More than 50 major retailers are demanding the government reform the taxes charged on their shops.
Companies such as Debenhams, Sainsbury’s and Marks & Spencer are asking Chancellor Sajid Javid for “fundamental” reforms to business rates to level the playing field against their online competitors.
It comes the day after new figures showed that more than one in ten shops lay empty on the high street, the most since 2015.
Helen Dickinson, chief executive of the British Retail Consortium, which co-ordinated the open letter signed by bosses of major companies, described the current business rates system as “broken”.
She said: “The fact that over 50 retail CEOs have come together on this issue should send a powerful message to government.
“Retail accounts for 5% of the economy yet pays 25% of all business rates – this disparity is damaging our high streets and harming the communities they support.”
The letter also calls for a freeze in the business rates multiplier, which is set by the government and adjusted each year in line with inflation.
The government collected £25.7bn in business rate taxes for 2018-19, which amounted to 3.24% of its whole income.
The high street has come under pressure as more and more consumers move online.

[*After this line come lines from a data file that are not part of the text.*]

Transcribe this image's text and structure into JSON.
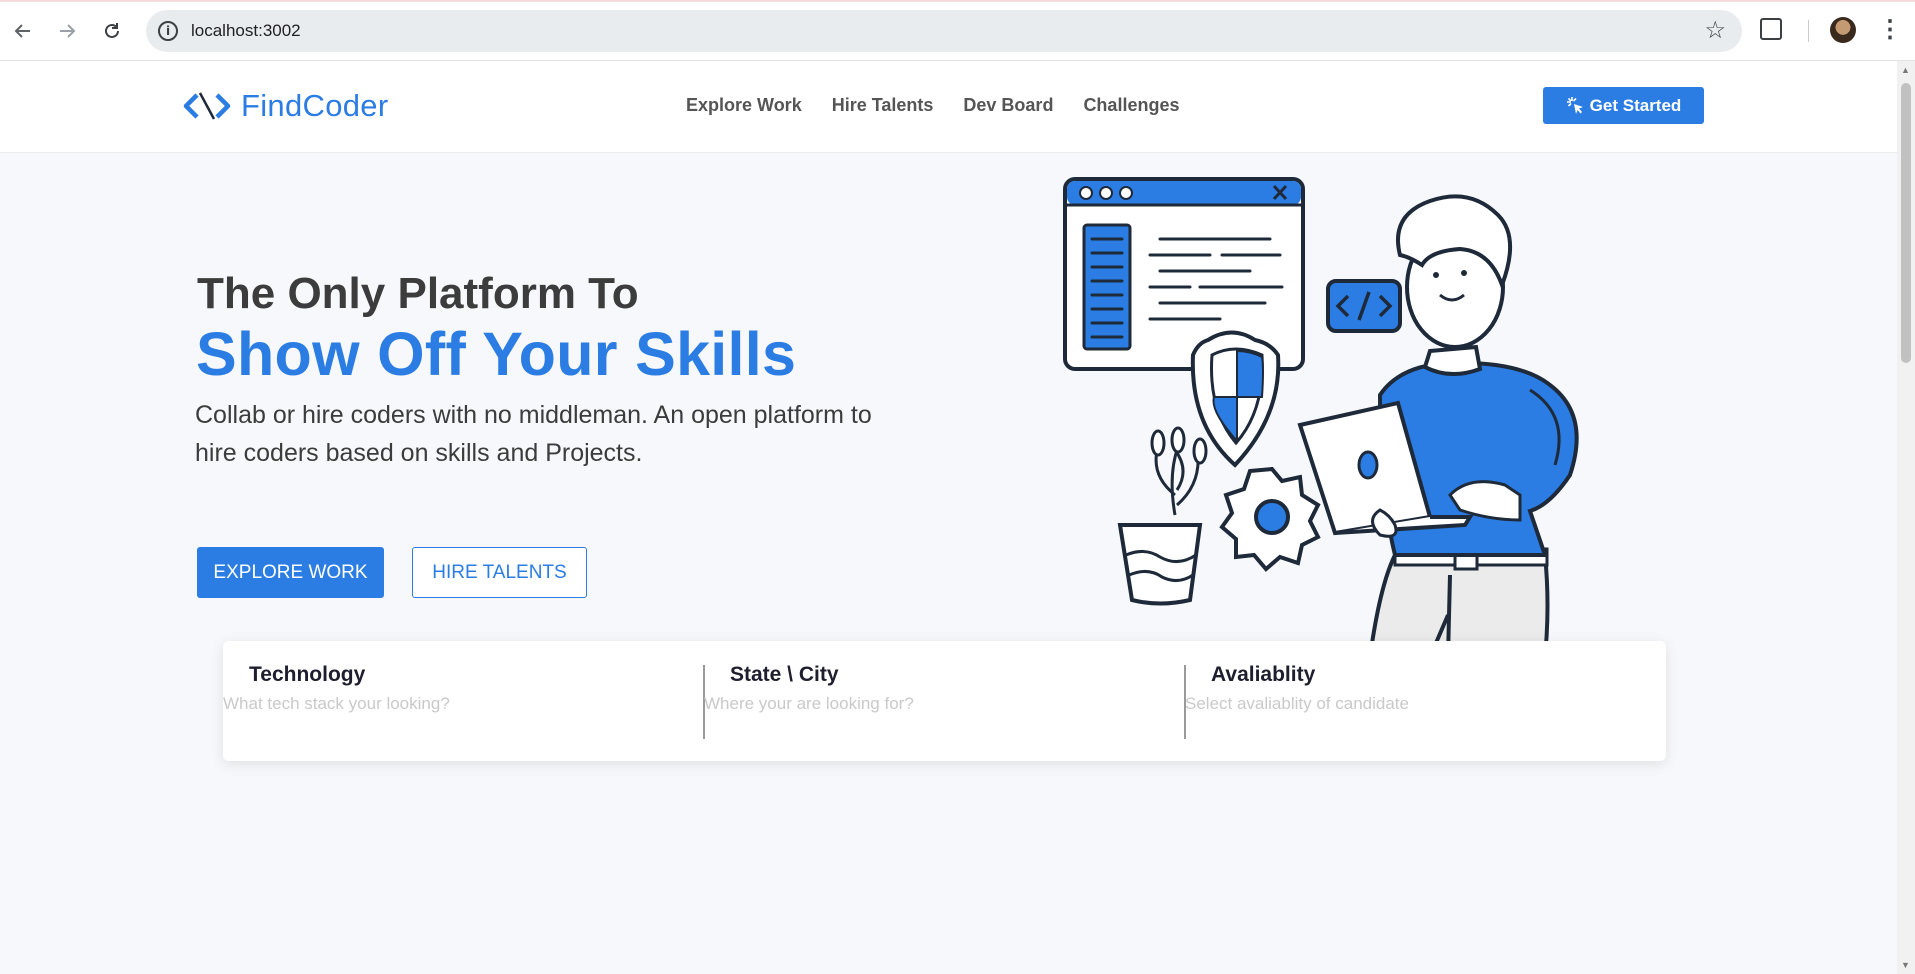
{
  "browser": {
    "url": "localhost:3002"
  },
  "nav": {
    "brand": "FindCoder",
    "links": [
      "Explore Work",
      "Hire Talents",
      "Dev Board",
      "Challenges"
    ],
    "cta_label": "Get Started"
  },
  "hero": {
    "line1": "The Only Platform To",
    "line2": "Show Off Your Skills",
    "lead_line1": "Collab or hire coders with no middleman. An open platform to",
    "lead_line2": "hire coders based on skills and Projects.",
    "primary_button": "EXPLORE WORK",
    "secondary_button": "HIRE TALENTS"
  },
  "search": {
    "fields": [
      {
        "label": "Technology",
        "placeholder": "What tech stack your looking?"
      },
      {
        "label": "State \\ City",
        "placeholder": "Where your are looking for?"
      },
      {
        "label": "Avaliablity",
        "placeholder": "Select avaliablity of candidate"
      }
    ]
  },
  "colors": {
    "brand_blue": "#2b7de3",
    "heading_dark": "#3c3c3c",
    "hero_background": "#f6f8fb"
  },
  "icons": [
    "back-arrow-icon",
    "forward-arrow-icon",
    "reload-icon",
    "site-info-icon",
    "bookmark-star-icon",
    "extensions-icon",
    "profile-avatar",
    "more-menu-icon",
    "findcoder-logo-icon",
    "cursor-click-icon"
  ]
}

Figures from the Office for National Statistics (ONS) revealed that more than half of UK adults aged 65 and over are now shopping online.

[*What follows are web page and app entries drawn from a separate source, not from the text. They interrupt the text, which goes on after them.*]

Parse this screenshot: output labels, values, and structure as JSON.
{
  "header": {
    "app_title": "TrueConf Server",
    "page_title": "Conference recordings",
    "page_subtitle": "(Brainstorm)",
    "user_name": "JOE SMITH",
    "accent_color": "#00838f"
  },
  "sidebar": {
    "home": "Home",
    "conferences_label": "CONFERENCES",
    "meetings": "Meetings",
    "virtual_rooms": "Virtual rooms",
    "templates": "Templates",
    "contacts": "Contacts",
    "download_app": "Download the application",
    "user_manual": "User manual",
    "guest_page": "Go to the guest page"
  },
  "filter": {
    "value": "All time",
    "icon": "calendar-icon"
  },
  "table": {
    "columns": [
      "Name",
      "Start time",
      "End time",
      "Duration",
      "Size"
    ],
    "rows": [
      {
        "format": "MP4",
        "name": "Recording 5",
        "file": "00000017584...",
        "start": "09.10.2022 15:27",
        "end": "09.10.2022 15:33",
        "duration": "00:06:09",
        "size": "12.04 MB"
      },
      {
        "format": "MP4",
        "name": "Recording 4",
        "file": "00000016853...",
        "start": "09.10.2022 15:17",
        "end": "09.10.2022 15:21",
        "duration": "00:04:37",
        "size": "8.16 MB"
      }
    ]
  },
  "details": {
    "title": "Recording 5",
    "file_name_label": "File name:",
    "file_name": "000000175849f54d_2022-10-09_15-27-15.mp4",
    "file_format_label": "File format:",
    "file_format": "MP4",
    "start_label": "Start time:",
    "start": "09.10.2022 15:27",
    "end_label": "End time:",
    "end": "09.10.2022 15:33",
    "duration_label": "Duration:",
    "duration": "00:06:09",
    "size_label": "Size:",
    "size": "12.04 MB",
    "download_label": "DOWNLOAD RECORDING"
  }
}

Meanwhile, Tesco has been quietly building up support for its plans to overhaul business rates, with finance chief Alan Stewart writing a series of letters to the bosses of rival retailers.

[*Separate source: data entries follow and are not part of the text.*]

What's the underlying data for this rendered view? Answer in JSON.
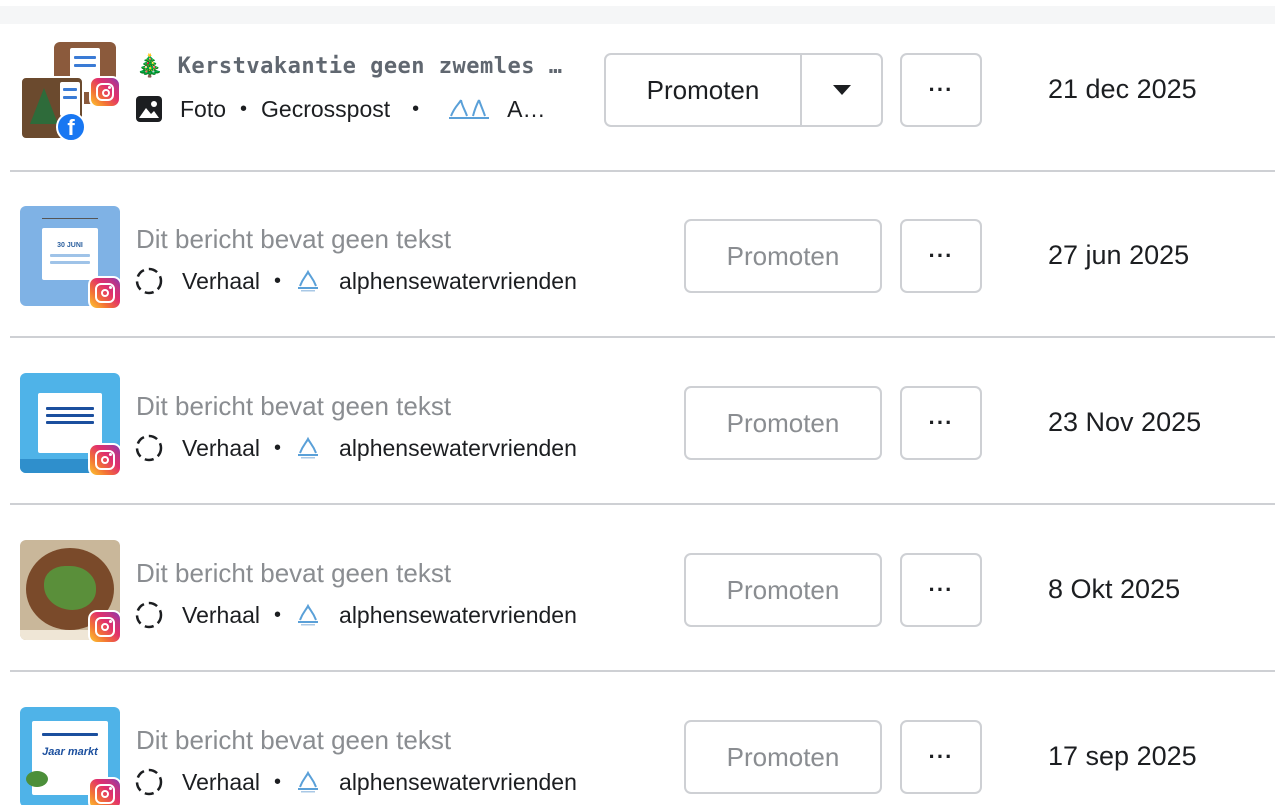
{
  "posts": [
    {
      "title": "🎄 Kerstvakantie geen zwemles …",
      "type_label": "Foto",
      "extra_label": "Gecrosspost",
      "account": "A…",
      "promote_label": "Promoten",
      "more_label": "···",
      "date": "21 dec 2025",
      "platforms": [
        "instagram",
        "facebook"
      ],
      "type_icon": "image-icon"
    },
    {
      "title": "Dit bericht bevat geen tekst",
      "type_label": "Verhaal",
      "account": "alphensewatervrienden",
      "promote_label": "Promoten",
      "more_label": "···",
      "date": "27 jun 2025",
      "thumb_text": "30 JUNI",
      "type_icon": "story-icon"
    },
    {
      "title": "Dit bericht bevat geen tekst",
      "type_label": "Verhaal",
      "account": "alphensewatervrienden",
      "promote_label": "Promoten",
      "more_label": "···",
      "date": "23 Nov 2025",
      "type_icon": "story-icon"
    },
    {
      "title": "Dit bericht bevat geen tekst",
      "type_label": "Verhaal",
      "account": "alphensewatervrienden",
      "promote_label": "Promoten",
      "more_label": "···",
      "date": "8 Okt 2025",
      "type_icon": "story-icon"
    },
    {
      "title": "Dit bericht bevat geen tekst",
      "type_label": "Verhaal",
      "account": "alphensewatervrienden",
      "promote_label": "Promoten",
      "more_label": "···",
      "date": "17 sep 2025",
      "thumb_text": "Jaar markt",
      "type_icon": "story-icon"
    }
  ],
  "colors": {
    "divider": "#ced0d4",
    "muted_text": "#8a8d91",
    "facebook_blue": "#1877f2",
    "thumb_blue": "#7fb2e5"
  }
}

The boss of the UK’s biggest supermarket, Tesco CEO Dave Lewis, wants the government to cut business rates by 20% and make up the shortfall with a 2% levy on all online retail sales.